● **ENTRIES SHOWN**:
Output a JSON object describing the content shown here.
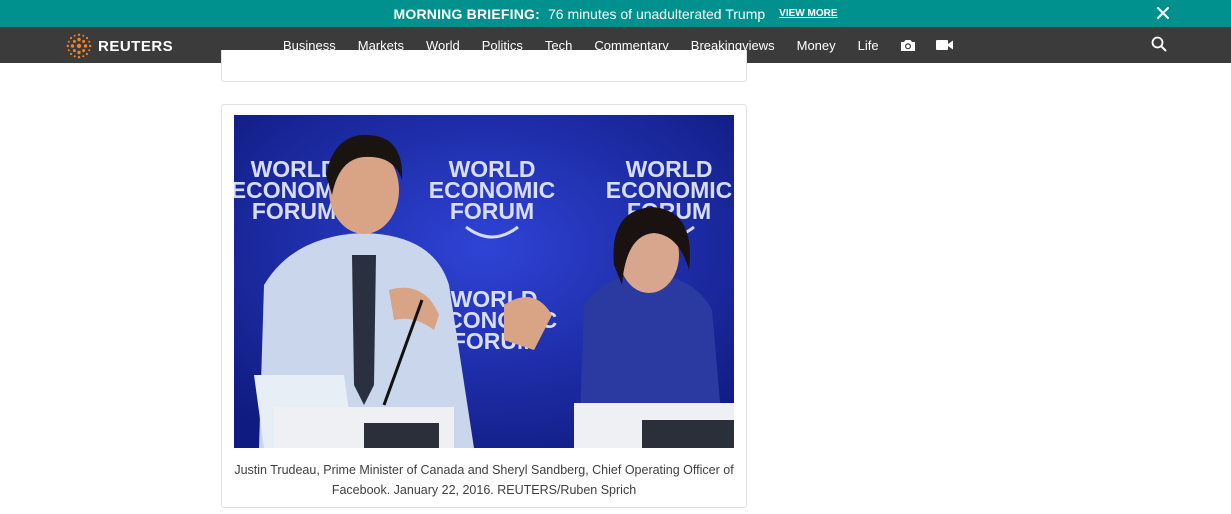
{
  "banner": {
    "label": "MORNING BRIEFING:",
    "text": "76 minutes of unadulterated Trump",
    "link": "VIEW MORE",
    "background": "#00918f"
  },
  "nav": {
    "logo_text": "REUTERS",
    "items": [
      "Business",
      "Markets",
      "World",
      "Politics",
      "Tech",
      "Commentary",
      "Breakingviews",
      "Money",
      "Life"
    ],
    "icons": [
      "camera-icon",
      "video-icon",
      "search-icon"
    ],
    "background": "#3b3b3b"
  },
  "article": {
    "photo": {
      "backdrop_text": [
        "WORLD",
        "ECONOMIC",
        "FORUM"
      ]
    },
    "caption": "Justin Trudeau, Prime Minister of Canada and Sheryl Sandberg, Chief Operating Officer of Facebook. January 22, 2016. REUTERS/Ruben Sprich"
  }
}
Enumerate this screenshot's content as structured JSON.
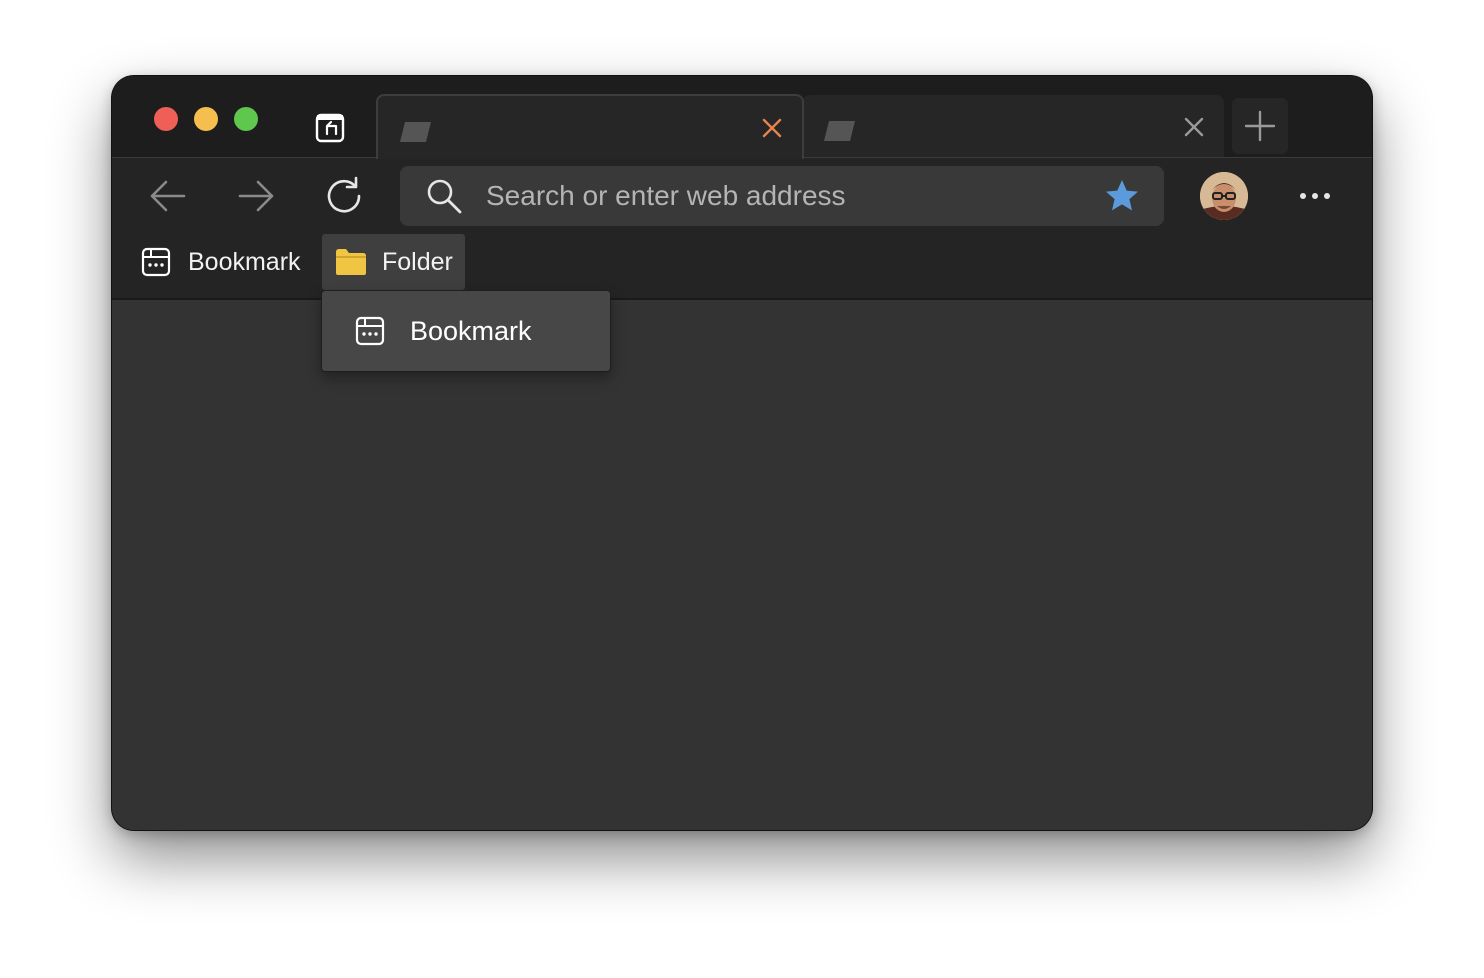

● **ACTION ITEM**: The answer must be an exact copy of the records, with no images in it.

● **RESPONSE BELOW**:
Output a JSON object describing the content shown here.
{
  "banner": {
    "label": "MORNING BRIEFING:",
    "text": "76 minutes of unadulterated Trump",
    "link": "VIEW MORE",
    "background": "#00918f"
  },
  "nav": {
    "logo_text": "REUTERS",
    "items": [
      "Business",
      "Markets",
      "World",
      "Politics",
      "Tech",
      "Commentary",
      "Breakingviews",
      "Money",
      "Life"
    ],
    "icons": [
      "camera-icon",
      "video-icon",
      "search-icon"
    ],
    "background": "#3b3b3b"
  },
  "article": {
    "photo": {
      "backdrop_text": [
        "WORLD",
        "ECONOMIC",
        "FORUM"
      ]
    },
    "caption": "Justin Trudeau, Prime Minister of Canada and Sheryl Sandberg, Chief Operating Officer of Facebook. January 22, 2016. REUTERS/Ruben Sprich"
  }
}
Enumerate this screenshot's content as structured JSON.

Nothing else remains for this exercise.